WHAT IS REQUIRED>
For this exercise, print the records below verbatim.

[Stored data]
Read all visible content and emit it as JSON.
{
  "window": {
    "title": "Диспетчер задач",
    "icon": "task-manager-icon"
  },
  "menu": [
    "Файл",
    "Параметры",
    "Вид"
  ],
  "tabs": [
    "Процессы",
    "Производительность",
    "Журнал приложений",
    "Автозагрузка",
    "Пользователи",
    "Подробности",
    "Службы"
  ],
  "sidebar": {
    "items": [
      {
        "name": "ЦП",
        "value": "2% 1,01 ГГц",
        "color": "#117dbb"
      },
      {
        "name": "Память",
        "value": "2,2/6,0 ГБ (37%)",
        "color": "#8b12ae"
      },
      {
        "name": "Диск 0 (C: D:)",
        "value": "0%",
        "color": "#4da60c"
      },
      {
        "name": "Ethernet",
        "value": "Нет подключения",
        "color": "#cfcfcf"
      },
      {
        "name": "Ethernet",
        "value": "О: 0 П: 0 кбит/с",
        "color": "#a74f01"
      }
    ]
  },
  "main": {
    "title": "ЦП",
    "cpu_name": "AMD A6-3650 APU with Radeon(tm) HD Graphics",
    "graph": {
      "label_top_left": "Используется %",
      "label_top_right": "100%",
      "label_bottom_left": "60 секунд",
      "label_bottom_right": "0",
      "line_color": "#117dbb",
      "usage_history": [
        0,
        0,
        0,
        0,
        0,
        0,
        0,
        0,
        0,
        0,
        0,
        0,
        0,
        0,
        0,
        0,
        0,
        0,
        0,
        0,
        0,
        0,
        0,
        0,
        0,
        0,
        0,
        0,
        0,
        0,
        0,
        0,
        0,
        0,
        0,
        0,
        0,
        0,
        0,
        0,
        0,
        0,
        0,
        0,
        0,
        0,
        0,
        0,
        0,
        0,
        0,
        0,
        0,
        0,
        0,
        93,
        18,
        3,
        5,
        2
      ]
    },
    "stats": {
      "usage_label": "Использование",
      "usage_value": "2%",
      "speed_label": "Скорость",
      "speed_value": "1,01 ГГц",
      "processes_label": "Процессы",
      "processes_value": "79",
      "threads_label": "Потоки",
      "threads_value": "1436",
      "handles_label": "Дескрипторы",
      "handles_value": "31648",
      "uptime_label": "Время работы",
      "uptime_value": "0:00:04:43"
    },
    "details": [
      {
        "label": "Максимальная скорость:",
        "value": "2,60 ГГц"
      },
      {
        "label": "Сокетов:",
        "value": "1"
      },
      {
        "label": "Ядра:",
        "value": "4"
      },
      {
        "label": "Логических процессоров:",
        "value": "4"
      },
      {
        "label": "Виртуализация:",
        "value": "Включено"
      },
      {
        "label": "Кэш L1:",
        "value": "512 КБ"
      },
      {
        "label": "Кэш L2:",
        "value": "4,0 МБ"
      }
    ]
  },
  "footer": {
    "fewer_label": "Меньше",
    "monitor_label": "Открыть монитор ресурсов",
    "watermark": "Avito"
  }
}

RESULT OF THE EXERCISE>
Read all visible content and emit it as JSON.
{
  "window": {
    "title": "Диспетчер задач",
    "icon": "task-manager-icon"
  },
  "menu": [
    "Файл",
    "Параметры",
    "Вид"
  ],
  "tabs": [
    "Процессы",
    "Производительность",
    "Журнал приложений",
    "Автозагрузка",
    "Пользователи",
    "Подробности",
    "Службы"
  ],
  "sidebar": {
    "items": [
      {
        "name": "ЦП",
        "value": "2% 1,01 ГГц",
        "color": "#117dbb"
      },
      {
        "name": "Память",
        "value": "2,2/6,0 ГБ (37%)",
        "color": "#8b12ae"
      },
      {
        "name": "Диск 0 (C: D:)",
        "value": "0%",
        "color": "#4da60c"
      },
      {
        "name": "Ethernet",
        "value": "Нет подключения",
        "color": "#cfcfcf"
      },
      {
        "name": "Ethernet",
        "value": "О: 0 П: 0 кбит/с",
        "color": "#a74f01"
      }
    ]
  },
  "main": {
    "title": "ЦП",
    "cpu_name": "AMD A6-3650 APU with Radeon(tm) HD Graphics",
    "graph": {
      "label_top_left": "Используется %",
      "label_top_right": "100%",
      "label_bottom_left": "60 секунд",
      "label_bottom_right": "0",
      "line_color": "#117dbb",
      "usage_history": [
        0,
        0,
        0,
        0,
        0,
        0,
        0,
        0,
        0,
        0,
        0,
        0,
        0,
        0,
        0,
        0,
        0,
        0,
        0,
        0,
        0,
        0,
        0,
        0,
        0,
        0,
        0,
        0,
        0,
        0,
        0,
        0,
        0,
        0,
        0,
        0,
        0,
        0,
        0,
        0,
        0,
        0,
        0,
        0,
        0,
        0,
        0,
        0,
        0,
        0,
        0,
        0,
        0,
        0,
        0,
        93,
        18,
        3,
        5,
        2
      ]
    },
    "stats": {
      "usage_label": "Использование",
      "usage_value": "2%",
      "speed_label": "Скорость",
      "speed_value": "1,01 ГГц",
      "processes_label": "Процессы",
      "processes_value": "79",
      "threads_label": "Потоки",
      "threads_value": "1436",
      "handles_label": "Дескрипторы",
      "handles_value": "31648",
      "uptime_label": "Время работы",
      "uptime_value": "0:00:04:43"
    },
    "details": [
      {
        "label": "Максимальная скорость:",
        "value": "2,60 ГГц"
      },
      {
        "label": "Сокетов:",
        "value": "1"
      },
      {
        "label": "Ядра:",
        "value": "4"
      },
      {
        "label": "Логических процессоров:",
        "value": "4"
      },
      {
        "label": "Виртуализация:",
        "value": "Включено"
      },
      {
        "label": "Кэш L1:",
        "value": "512 КБ"
      },
      {
        "label": "Кэш L2:",
        "value": "4,0 МБ"
      }
    ]
  },
  "footer": {
    "fewer_label": "Меньше",
    "monitor_label": "Открыть монитор ресурсов",
    "watermark": "Avito"
  }
}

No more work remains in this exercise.